Claressa: I'm getting it. You don't have to join, there is no subscription and you can post a question and it might be answered by a doctor.
Tristan: It might be answered by a GP or a specialist in the respective fields. We don't send out the questions randomly to all our doctors because they are specialists. Some of them are specialists even on a certain procedure or on a certain treatment. For example, if you have a question about knee pain, there might be answers coming from sport medicine specialists, from orthopaedic surgeons - literally from many kinds of specialists. Even a GP might be able to answer that.

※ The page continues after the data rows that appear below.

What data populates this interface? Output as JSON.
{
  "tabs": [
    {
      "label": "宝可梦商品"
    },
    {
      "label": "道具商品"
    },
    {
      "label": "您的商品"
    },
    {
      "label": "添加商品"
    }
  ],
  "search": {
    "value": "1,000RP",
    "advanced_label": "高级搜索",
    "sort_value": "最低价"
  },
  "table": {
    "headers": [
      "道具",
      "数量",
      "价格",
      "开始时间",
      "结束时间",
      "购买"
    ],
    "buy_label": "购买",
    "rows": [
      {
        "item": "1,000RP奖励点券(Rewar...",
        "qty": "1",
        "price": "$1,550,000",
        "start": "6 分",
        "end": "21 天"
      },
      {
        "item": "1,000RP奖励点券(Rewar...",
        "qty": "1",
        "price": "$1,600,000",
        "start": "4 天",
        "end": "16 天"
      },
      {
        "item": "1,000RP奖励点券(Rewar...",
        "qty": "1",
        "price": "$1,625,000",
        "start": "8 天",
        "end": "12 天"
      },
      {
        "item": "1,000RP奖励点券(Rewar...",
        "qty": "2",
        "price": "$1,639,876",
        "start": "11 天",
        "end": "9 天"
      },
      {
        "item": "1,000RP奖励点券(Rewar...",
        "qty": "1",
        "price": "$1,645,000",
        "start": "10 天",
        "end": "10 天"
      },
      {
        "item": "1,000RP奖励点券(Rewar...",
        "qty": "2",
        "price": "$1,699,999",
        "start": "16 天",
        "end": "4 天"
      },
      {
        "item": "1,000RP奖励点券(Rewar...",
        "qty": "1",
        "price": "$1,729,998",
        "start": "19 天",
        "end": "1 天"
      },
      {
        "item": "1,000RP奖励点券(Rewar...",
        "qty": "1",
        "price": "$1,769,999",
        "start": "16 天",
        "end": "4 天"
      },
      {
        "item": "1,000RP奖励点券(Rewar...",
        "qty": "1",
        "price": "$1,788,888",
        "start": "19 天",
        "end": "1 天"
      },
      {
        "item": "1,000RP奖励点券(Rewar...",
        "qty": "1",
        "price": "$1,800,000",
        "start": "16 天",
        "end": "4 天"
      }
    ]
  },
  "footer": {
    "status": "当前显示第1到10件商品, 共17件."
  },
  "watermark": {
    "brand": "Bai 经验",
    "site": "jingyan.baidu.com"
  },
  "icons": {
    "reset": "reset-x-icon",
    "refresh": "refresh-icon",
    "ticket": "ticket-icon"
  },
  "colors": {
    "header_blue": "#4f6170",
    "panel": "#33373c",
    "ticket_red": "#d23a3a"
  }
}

Claressa: So if you are interested in, and you have a question, and you want to find it, search "DoctorxDentist". Now let's talk about the challenges that you faced as you were developing DoctorxDentist. I'm sure that I can think of a few but I'd like to hear it from you.
Tristan: Honestly, -- I think I've tapped on one of the challenges already -- it's very hard to explain to doctors the many misconceptions when we onboard them. Many of them are from the older generations, they don't necessarily know all the new apps in healthcare nowadays and the challenges with untrustworthy online information. So this is giving us a hard time but we are confident that we're up for it.
Claressa: Alright. We wish you all the best with it. It sounds like something that I would actually look at as a resource as I'm searching and researching for Health Suites. Tristan Hahner, co-founder of DoctorxDentist, thank you so much for coming in and talking to us today on Health Suites on Money FM 89.3.
-End of Interview-